Set in ‘Little Jamaica’ Toronto’s Elington West neighbourhood, Frying Plantain follows Kara as she navigates her teenage years, friendships and family relationships. Even though this book is a collection of short stories, it is told from the first person perspective of one girl. In Kara’s bildungsroman, we catch fleeting moments of her upbringing. The book begins with Kara visiting family in Jamaica as a young girl and how she was startled by the sight of a severed pig’s head in her great aunt’s freezer; then the narrative moves onto a defining episode in junior high, where she becomes the victim of a devastating prank by her closest friends; and as a teenager in and out of her grandmother’s house, acting as arbiter for her grandparents’ tempestuous relationship.
Even though Frying Plantain covers many themes, it is a book with identity and diasporic conflicts at its core. While in her younger teen years, Kara’s friends are mostly West Indian and strongly identify with their roots, she struggles to speak in Patois and is told by her grandmother that she lacks the shapely curves Jamaican women are supposed to have. Then, in her later teens, her and her mother move to a whiter neighbourhood and from there Kara is forced into environments where she is the only Black person. She is made to feel embarrassed and out of place when, at a house gathering, a boy displays shock at the fact that she, a person of Jamaican descent, does not smoke weed. She is still a teenager at the end of the novel but within the time frame of this narrative we see her make giant steps towards self-acceptance.

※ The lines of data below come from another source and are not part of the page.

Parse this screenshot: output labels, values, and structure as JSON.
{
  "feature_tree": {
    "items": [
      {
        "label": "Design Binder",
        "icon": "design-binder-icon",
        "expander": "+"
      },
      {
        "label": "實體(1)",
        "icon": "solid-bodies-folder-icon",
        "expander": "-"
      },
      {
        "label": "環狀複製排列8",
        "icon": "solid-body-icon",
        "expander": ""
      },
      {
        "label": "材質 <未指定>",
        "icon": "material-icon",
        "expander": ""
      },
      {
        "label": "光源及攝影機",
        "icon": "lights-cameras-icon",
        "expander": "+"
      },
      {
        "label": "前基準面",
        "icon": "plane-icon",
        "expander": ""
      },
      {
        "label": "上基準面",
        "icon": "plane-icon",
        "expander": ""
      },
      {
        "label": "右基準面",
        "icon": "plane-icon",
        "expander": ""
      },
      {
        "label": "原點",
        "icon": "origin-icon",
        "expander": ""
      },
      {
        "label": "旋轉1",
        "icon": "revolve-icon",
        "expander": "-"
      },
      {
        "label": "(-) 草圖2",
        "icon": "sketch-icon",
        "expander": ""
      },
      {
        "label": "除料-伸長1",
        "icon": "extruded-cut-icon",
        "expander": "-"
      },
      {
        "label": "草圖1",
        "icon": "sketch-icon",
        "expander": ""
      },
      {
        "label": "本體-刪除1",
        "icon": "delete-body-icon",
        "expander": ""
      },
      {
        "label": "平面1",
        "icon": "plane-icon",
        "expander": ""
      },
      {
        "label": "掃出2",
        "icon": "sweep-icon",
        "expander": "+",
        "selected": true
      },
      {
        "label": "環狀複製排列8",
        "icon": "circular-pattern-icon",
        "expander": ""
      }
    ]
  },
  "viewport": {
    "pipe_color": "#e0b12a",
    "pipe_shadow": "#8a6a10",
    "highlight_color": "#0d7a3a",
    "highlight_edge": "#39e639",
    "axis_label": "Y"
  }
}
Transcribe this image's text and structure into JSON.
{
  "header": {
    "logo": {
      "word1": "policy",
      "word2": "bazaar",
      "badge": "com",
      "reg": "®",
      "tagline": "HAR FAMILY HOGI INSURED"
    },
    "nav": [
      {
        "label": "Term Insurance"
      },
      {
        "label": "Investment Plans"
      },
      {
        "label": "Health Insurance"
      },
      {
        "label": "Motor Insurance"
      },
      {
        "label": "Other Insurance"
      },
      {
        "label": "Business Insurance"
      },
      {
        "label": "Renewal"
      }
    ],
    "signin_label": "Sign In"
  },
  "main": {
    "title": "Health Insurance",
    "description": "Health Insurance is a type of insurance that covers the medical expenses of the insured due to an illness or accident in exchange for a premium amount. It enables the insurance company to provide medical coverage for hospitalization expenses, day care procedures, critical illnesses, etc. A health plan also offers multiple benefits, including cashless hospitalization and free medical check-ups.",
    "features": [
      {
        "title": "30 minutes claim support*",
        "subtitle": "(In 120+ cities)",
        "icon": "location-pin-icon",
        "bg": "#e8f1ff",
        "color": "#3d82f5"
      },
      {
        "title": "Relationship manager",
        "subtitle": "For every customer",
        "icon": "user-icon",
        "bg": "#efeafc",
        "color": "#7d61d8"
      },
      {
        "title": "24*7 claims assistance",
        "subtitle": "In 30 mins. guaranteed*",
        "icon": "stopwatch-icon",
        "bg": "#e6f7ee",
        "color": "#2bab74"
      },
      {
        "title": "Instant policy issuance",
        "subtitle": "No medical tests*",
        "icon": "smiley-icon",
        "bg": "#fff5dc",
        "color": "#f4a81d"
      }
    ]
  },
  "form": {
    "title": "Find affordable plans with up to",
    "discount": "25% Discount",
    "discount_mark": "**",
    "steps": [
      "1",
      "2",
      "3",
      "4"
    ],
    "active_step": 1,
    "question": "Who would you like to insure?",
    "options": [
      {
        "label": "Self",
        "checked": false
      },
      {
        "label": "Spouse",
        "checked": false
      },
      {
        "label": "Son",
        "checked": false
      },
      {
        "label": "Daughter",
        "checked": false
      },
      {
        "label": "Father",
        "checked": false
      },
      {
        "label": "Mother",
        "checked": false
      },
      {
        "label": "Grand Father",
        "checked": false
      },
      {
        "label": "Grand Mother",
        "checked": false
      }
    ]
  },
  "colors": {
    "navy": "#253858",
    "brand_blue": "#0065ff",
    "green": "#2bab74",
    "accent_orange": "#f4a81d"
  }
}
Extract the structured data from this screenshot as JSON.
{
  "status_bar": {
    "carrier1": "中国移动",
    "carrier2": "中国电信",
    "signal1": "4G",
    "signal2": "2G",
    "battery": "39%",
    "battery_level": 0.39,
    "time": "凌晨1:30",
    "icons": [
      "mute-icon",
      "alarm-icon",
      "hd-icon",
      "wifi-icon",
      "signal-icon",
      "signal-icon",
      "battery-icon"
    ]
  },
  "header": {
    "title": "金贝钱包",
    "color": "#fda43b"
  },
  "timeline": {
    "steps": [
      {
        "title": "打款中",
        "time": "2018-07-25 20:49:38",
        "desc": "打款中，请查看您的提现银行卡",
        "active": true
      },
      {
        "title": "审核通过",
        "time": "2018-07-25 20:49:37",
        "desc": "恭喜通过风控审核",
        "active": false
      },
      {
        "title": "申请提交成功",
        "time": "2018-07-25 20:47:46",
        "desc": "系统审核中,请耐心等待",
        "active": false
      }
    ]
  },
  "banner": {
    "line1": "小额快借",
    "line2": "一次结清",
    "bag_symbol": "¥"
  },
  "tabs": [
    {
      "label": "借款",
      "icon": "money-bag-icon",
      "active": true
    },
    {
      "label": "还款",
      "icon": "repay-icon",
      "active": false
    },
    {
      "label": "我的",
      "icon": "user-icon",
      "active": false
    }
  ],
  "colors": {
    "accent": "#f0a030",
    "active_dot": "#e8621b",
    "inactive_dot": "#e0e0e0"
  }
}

In as much as she is confused about her own sense of self, she also struggles to connect with and understand the motivations of those around her. In Frying Plantain there is a strong focus on mother-daughter relationships, which is one of my all time favourite literary tropes. My favourite sections in the book are when Kara, Eloise (Kara’s mother) and Verna (Kara’s grandmother) are in Verna’s house together. While their relationships are strained to say the least, underneath this harshness is a very strong nurturing instinct in these women. For example, Verna's problematic policing of what Kara wears is born out of fear for her personal safety and a need to protect her against the creepy men in her neighbourhood. At times it can be difficult to empathise with Eloise and Verna, and I really felt for Kara and how she was caught up in these family conflicts, but they have good intentions and ultimately only want what’s best for each other.
While most of the book is set in Toronto, Jamaican culture is ever present in this text. As evident from the title of this book, food and mealtimes are consistently in the background of these stories. The ritual of Verna cooking and sharing her food with her granddaughter is not just her way of showing love, it stands in for the lack of affectionate words and physical closeness these three women share. Even when Eloise and Verna are not speaking, Verna will always send Kara home with margarine tubs full of dumpling stew and rice and peas. It is her peace offering, however it is also her most dangerous weapon. Although she uses food to keep Kara close to her, she too uses it to punish her unfaithful husband by withholding sustenance and hiding food so that he can’t eat.
In terms of style, the writing is pretty simplistic, there are no fancy literary devices and you won’t have to re-read a sentence to fully appreciate its meaning. But I don't think any of this matters. I believe this book would be ideal for people who do not usually gravitate towards short stories since it is less fragmented than other story collections and contains a mostly linear narrative. I really enjoyed this book and would highly recommend it to anyone who enjoyed Queenie or How To Love a Jamaican.
A big thank you to Millie at Dialogue Books for gifting me a copy of this book <3